■ About this exercise:
Return the entries exactly. Images are not part of the copy.

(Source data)
☆ ☆ ☆ ☆ ☆

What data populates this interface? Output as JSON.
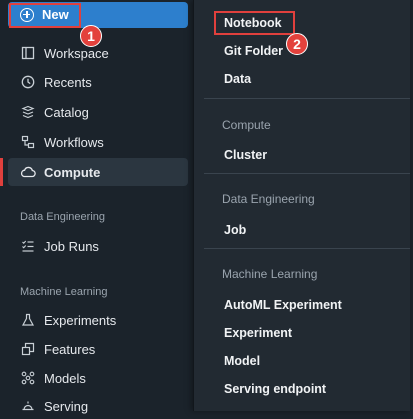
{
  "sidebar": {
    "new_label": "New",
    "items": [
      {
        "label": "Workspace",
        "icon": "workspace-icon"
      },
      {
        "label": "Recents",
        "icon": "clock-icon"
      },
      {
        "label": "Catalog",
        "icon": "catalog-icon"
      },
      {
        "label": "Workflows",
        "icon": "workflows-icon"
      },
      {
        "label": "Compute",
        "icon": "cloud-icon"
      }
    ],
    "data_engineering": {
      "title": "Data Engineering",
      "items": [
        {
          "label": "Job Runs",
          "icon": "job-runs-icon"
        }
      ]
    },
    "machine_learning": {
      "title": "Machine Learning",
      "items": [
        {
          "label": "Experiments",
          "icon": "flask-icon"
        },
        {
          "label": "Features",
          "icon": "features-icon"
        },
        {
          "label": "Models",
          "icon": "models-icon"
        },
        {
          "label": "Serving",
          "icon": "serving-icon"
        }
      ]
    }
  },
  "menu": {
    "top_items": [
      "Notebook",
      "Git Folder",
      "Data"
    ],
    "compute": {
      "title": "Compute",
      "items": [
        "Cluster"
      ]
    },
    "data_engineering": {
      "title": "Data Engineering",
      "items": [
        "Job"
      ]
    },
    "machine_learning": {
      "title": "Machine Learning",
      "items": [
        "AutoML Experiment",
        "Experiment",
        "Model",
        "Serving endpoint"
      ]
    }
  },
  "annotations": {
    "step1": "1",
    "step2": "2"
  },
  "colors": {
    "accent": "#2d7fcd",
    "highlight": "#e0403d",
    "background": "#1b232b"
  }
}
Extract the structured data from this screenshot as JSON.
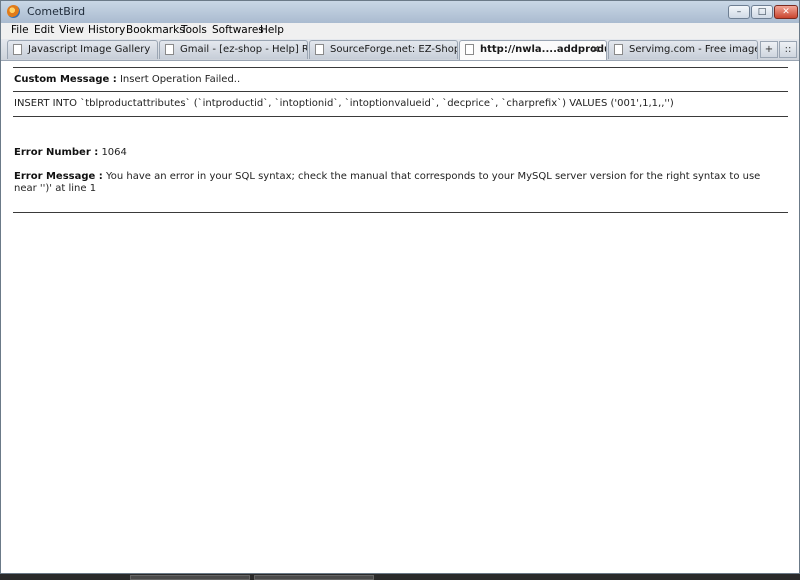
{
  "window": {
    "title": "CometBird"
  },
  "menu": [
    "File",
    "Edit",
    "View",
    "History",
    "Bookmarks",
    "Tools",
    "Softwares",
    "Help"
  ],
  "tabs": [
    {
      "label": "Javascript Image Gallery"
    },
    {
      "label": "Gmail - [ez-shop - Help] RE: ..."
    },
    {
      "label": "SourceForge.net: EZ-Shop (O..."
    },
    {
      "label": "http://nwla....addproduct"
    },
    {
      "label": "Servimg.com - Free image h..."
    }
  ],
  "tab_buttons": {
    "new_tab": "+",
    "list_tabs": "::"
  },
  "page": {
    "custom_message_label": "Custom Message :",
    "custom_message_value": "Insert Operation Failed..",
    "sql": "INSERT INTO `tblproductattributes` (`intproductid`, `intoptionid`, `intoptionvalueid`, `decprice`, `charprefix`) VALUES ('001',1,1,,'')",
    "error_number_label": "Error Number :",
    "error_number_value": "1064",
    "error_message_label": "Error Message :",
    "error_message_value": "You have an error in your SQL syntax; check the manual that corresponds to your MySQL server version for the right syntax to use near '')' at line 1"
  }
}
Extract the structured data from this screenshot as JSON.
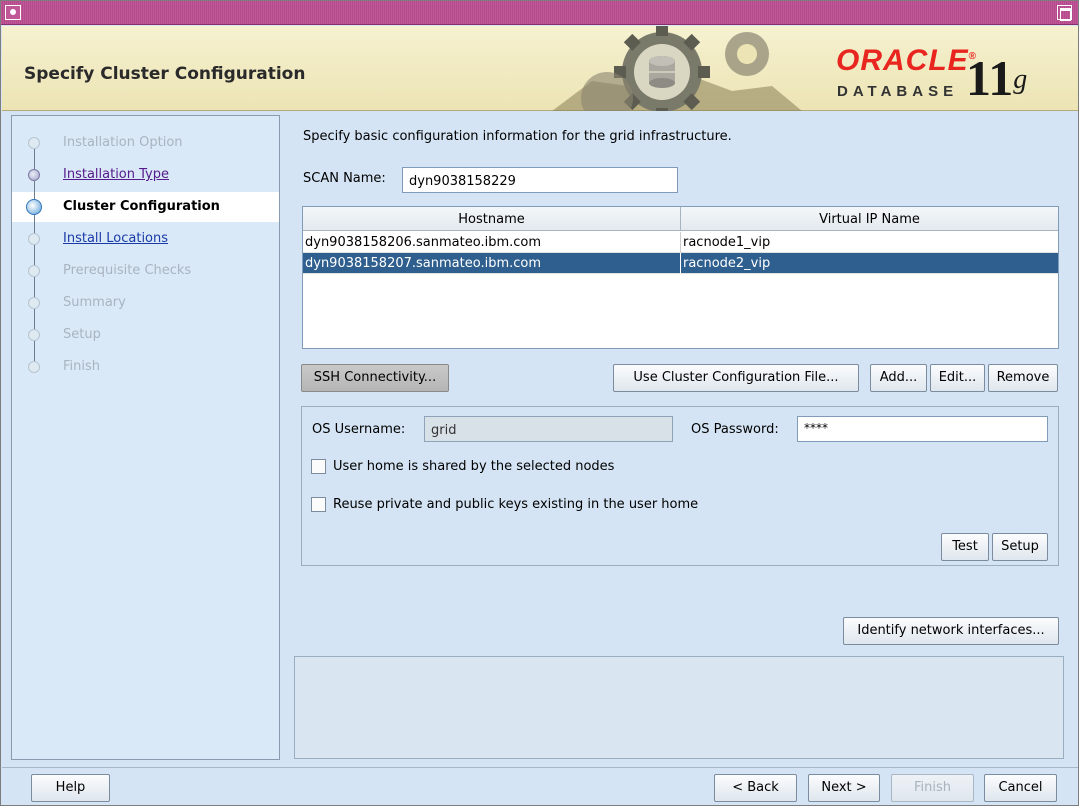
{
  "window": {
    "title": "Specify Cluster Configuration"
  },
  "branding": {
    "logo": "ORACLE",
    "sub": "DATABASE",
    "version": "11",
    "version_sup": "g"
  },
  "steps": [
    {
      "label": "Installation Option",
      "state": "disabled"
    },
    {
      "label": "Installation Type",
      "state": "done"
    },
    {
      "label": "Cluster Configuration",
      "state": "current"
    },
    {
      "label": "Install Locations",
      "state": "link"
    },
    {
      "label": "Prerequisite Checks",
      "state": "disabled"
    },
    {
      "label": "Summary",
      "state": "disabled"
    },
    {
      "label": "Setup",
      "state": "disabled"
    },
    {
      "label": "Finish",
      "state": "disabled"
    }
  ],
  "main": {
    "intro": "Specify basic configuration information for the grid infrastructure.",
    "scan_label": "SCAN Name:",
    "scan_value": "dyn9038158229"
  },
  "grid": {
    "columns": [
      "Hostname",
      "Virtual IP Name"
    ],
    "rows": [
      {
        "hostname": "dyn9038158206.sanmateo.ibm.com",
        "vip": "racnode1_vip",
        "selected": false
      },
      {
        "hostname": "dyn9038158207.sanmateo.ibm.com",
        "vip": "racnode2_vip",
        "selected": true
      }
    ]
  },
  "buttons": {
    "ssh": "SSH Connectivity...",
    "use_file": "Use Cluster Configuration File...",
    "add": "Add...",
    "edit": "Edit...",
    "remove": "Remove",
    "test": "Test",
    "setup": "Setup",
    "identify": "Identify network interfaces...",
    "help": "Help",
    "back": "< Back",
    "next": "Next >",
    "finish": "Finish",
    "cancel": "Cancel"
  },
  "ssh": {
    "user_label": "OS Username:",
    "user_value": "grid",
    "pass_label": "OS Password:",
    "pass_value": "****",
    "shared_label": "User home is shared by the selected nodes",
    "shared_checked": false,
    "reuse_label": "Reuse private and public keys existing in the user home",
    "reuse_checked": false
  }
}
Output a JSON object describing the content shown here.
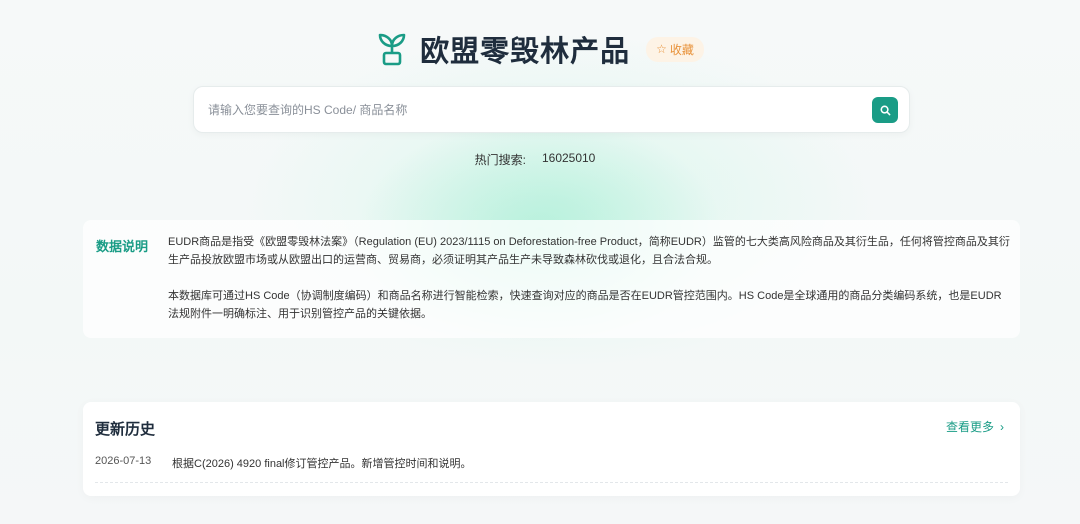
{
  "header": {
    "title": "欧盟零毁林产品",
    "favorite_label": "收藏"
  },
  "search": {
    "placeholder": "请输入您要查询的HS Code/ 商品名称",
    "value": ""
  },
  "hot_search": {
    "label": "热门搜索:",
    "items": [
      "16025010"
    ]
  },
  "description": {
    "title": "数据说明",
    "paragraphs": [
      "EUDR商品是指受《欧盟零毁林法案》（Regulation (EU) 2023/1115 on Deforestation-free Product，简称EUDR）监管的七大类高风险商品及其衍生品，任何将管控商品及其衍生产品投放欧盟市场或从欧盟出口的运营商、贸易商，必须证明其产品生产未导致森林砍伐或退化，且合法合规。",
      "本数据库可通过HS Code（协调制度编码）和商品名称进行智能检索，快速查询对应的商品是否在EUDR管控范围内。HS Code是全球通用的商品分类编码系统，也是EUDR法规附件一明确标注、用于识别管控产品的关键依据。"
    ]
  },
  "history": {
    "title": "更新历史",
    "more_label": "查看更多",
    "entries": [
      {
        "date": "2026-07-13",
        "text": "根据C(2026) 4920 final修订管控产品。新增管控时间和说明。"
      }
    ]
  },
  "colors": {
    "accent": "#1a9c86",
    "favorite": "#e8923a",
    "favorite_bg": "#fdf3e6",
    "title": "#1f2d3d"
  },
  "icons": {
    "logo": "sprout-icon",
    "favorite": "star-icon",
    "search": "search-icon",
    "more": "chevron-right-icon"
  }
}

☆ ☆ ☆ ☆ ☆

■ Exercise response:
What data populates this interface? Output as JSON.
{
  "sidebar": {
    "new_label": "New",
    "items": [
      {
        "label": "Workspace",
        "icon": "workspace-icon"
      },
      {
        "label": "Recents",
        "icon": "clock-icon"
      },
      {
        "label": "Catalog",
        "icon": "catalog-icon"
      },
      {
        "label": "Workflows",
        "icon": "workflows-icon"
      },
      {
        "label": "Compute",
        "icon": "cloud-icon"
      }
    ],
    "data_engineering": {
      "title": "Data Engineering",
      "items": [
        {
          "label": "Job Runs",
          "icon": "job-runs-icon"
        }
      ]
    },
    "machine_learning": {
      "title": "Machine Learning",
      "items": [
        {
          "label": "Experiments",
          "icon": "flask-icon"
        },
        {
          "label": "Features",
          "icon": "features-icon"
        },
        {
          "label": "Models",
          "icon": "models-icon"
        },
        {
          "label": "Serving",
          "icon": "serving-icon"
        }
      ]
    }
  },
  "menu": {
    "top_items": [
      "Notebook",
      "Git Folder",
      "Data"
    ],
    "compute": {
      "title": "Compute",
      "items": [
        "Cluster"
      ]
    },
    "data_engineering": {
      "title": "Data Engineering",
      "items": [
        "Job"
      ]
    },
    "machine_learning": {
      "title": "Machine Learning",
      "items": [
        "AutoML Experiment",
        "Experiment",
        "Model",
        "Serving endpoint"
      ]
    }
  },
  "annotations": {
    "step1": "1",
    "step2": "2"
  },
  "colors": {
    "accent": "#2d7fcd",
    "highlight": "#e0403d",
    "background": "#1b232b"
  }
}
Extract the structured data from this screenshot as JSON.
{
  "window": {
    "title": "CometBird"
  },
  "menu": [
    "File",
    "Edit",
    "View",
    "History",
    "Bookmarks",
    "Tools",
    "Softwares",
    "Help"
  ],
  "tabs": [
    {
      "label": "Javascript Image Gallery"
    },
    {
      "label": "Gmail - [ez-shop - Help] RE: ..."
    },
    {
      "label": "SourceForge.net: EZ-Shop (O..."
    },
    {
      "label": "http://nwla....addproduct"
    },
    {
      "label": "Servimg.com - Free image h..."
    }
  ],
  "tab_buttons": {
    "new_tab": "+",
    "list_tabs": "::"
  },
  "page": {
    "custom_message_label": "Custom Message :",
    "custom_message_value": "Insert Operation Failed..",
    "sql": "INSERT INTO `tblproductattributes` (`intproductid`, `intoptionid`, `intoptionvalueid`, `decprice`, `charprefix`) VALUES ('001',1,1,,'')",
    "error_number_label": "Error Number :",
    "error_number_value": "1064",
    "error_message_label": "Error Message :",
    "error_message_value": "You have an error in your SQL syntax; check the manual that corresponds to your MySQL server version for the right syntax to use near '')' at line 1"
  }
}
Extract the structured data from this screenshot as JSON.
{
  "window": {
    "title": "Specify Cluster Configuration"
  },
  "branding": {
    "logo": "ORACLE",
    "sub": "DATABASE",
    "version": "11",
    "version_sup": "g"
  },
  "steps": [
    {
      "label": "Installation Option",
      "state": "disabled"
    },
    {
      "label": "Installation Type",
      "state": "done"
    },
    {
      "label": "Cluster Configuration",
      "state": "current"
    },
    {
      "label": "Install Locations",
      "state": "link"
    },
    {
      "label": "Prerequisite Checks",
      "state": "disabled"
    },
    {
      "label": "Summary",
      "state": "disabled"
    },
    {
      "label": "Setup",
      "state": "disabled"
    },
    {
      "label": "Finish",
      "state": "disabled"
    }
  ],
  "main": {
    "intro": "Specify basic configuration information for the grid infrastructure.",
    "scan_label": "SCAN Name:",
    "scan_value": "dyn9038158229"
  },
  "grid": {
    "columns": [
      "Hostname",
      "Virtual IP Name"
    ],
    "rows": [
      {
        "hostname": "dyn9038158206.sanmateo.ibm.com",
        "vip": "racnode1_vip",
        "selected": false
      },
      {
        "hostname": "dyn9038158207.sanmateo.ibm.com",
        "vip": "racnode2_vip",
        "selected": true
      }
    ]
  },
  "buttons": {
    "ssh": "SSH Connectivity...",
    "use_file": "Use Cluster Configuration File...",
    "add": "Add...",
    "edit": "Edit...",
    "remove": "Remove",
    "test": "Test",
    "setup": "Setup",
    "identify": "Identify network interfaces...",
    "help": "Help",
    "back": "< Back",
    "next": "Next >",
    "finish": "Finish",
    "cancel": "Cancel"
  },
  "ssh": {
    "user_label": "OS Username:",
    "user_value": "grid",
    "pass_label": "OS Password:",
    "pass_value": "****",
    "shared_label": "User home is shared by the selected nodes",
    "shared_checked": false,
    "reuse_label": "Reuse private and public keys existing in the user home",
    "reuse_checked": false
  }
}
Output a JSON object describing the content shown here.
{
  "header": {
    "title": "欧盟零毁林产品",
    "favorite_label": "收藏"
  },
  "search": {
    "placeholder": "请输入您要查询的HS Code/ 商品名称",
    "value": ""
  },
  "hot_search": {
    "label": "热门搜索:",
    "items": [
      "16025010"
    ]
  },
  "description": {
    "title": "数据说明",
    "paragraphs": [
      "EUDR商品是指受《欧盟零毁林法案》（Regulation (EU) 2023/1115 on Deforestation-free Product，简称EUDR）监管的七大类高风险商品及其衍生品，任何将管控商品及其衍生产品投放欧盟市场或从欧盟出口的运营商、贸易商，必须证明其产品生产未导致森林砍伐或退化，且合法合规。",
      "本数据库可通过HS Code（协调制度编码）和商品名称进行智能检索，快速查询对应的商品是否在EUDR管控范围内。HS Code是全球通用的商品分类编码系统，也是EUDR法规附件一明确标注、用于识别管控产品的关键依据。"
    ]
  },
  "history": {
    "title": "更新历史",
    "more_label": "查看更多",
    "entries": [
      {
        "date": "2026-07-13",
        "text": "根据C(2026) 4920 final修订管控产品。新增管控时间和说明。"
      }
    ]
  },
  "colors": {
    "accent": "#1a9c86",
    "favorite": "#e8923a",
    "favorite_bg": "#fdf3e6",
    "title": "#1f2d3d"
  },
  "icons": {
    "logo": "sprout-icon",
    "favorite": "star-icon",
    "search": "search-icon",
    "more": "chevron-right-icon"
  }
}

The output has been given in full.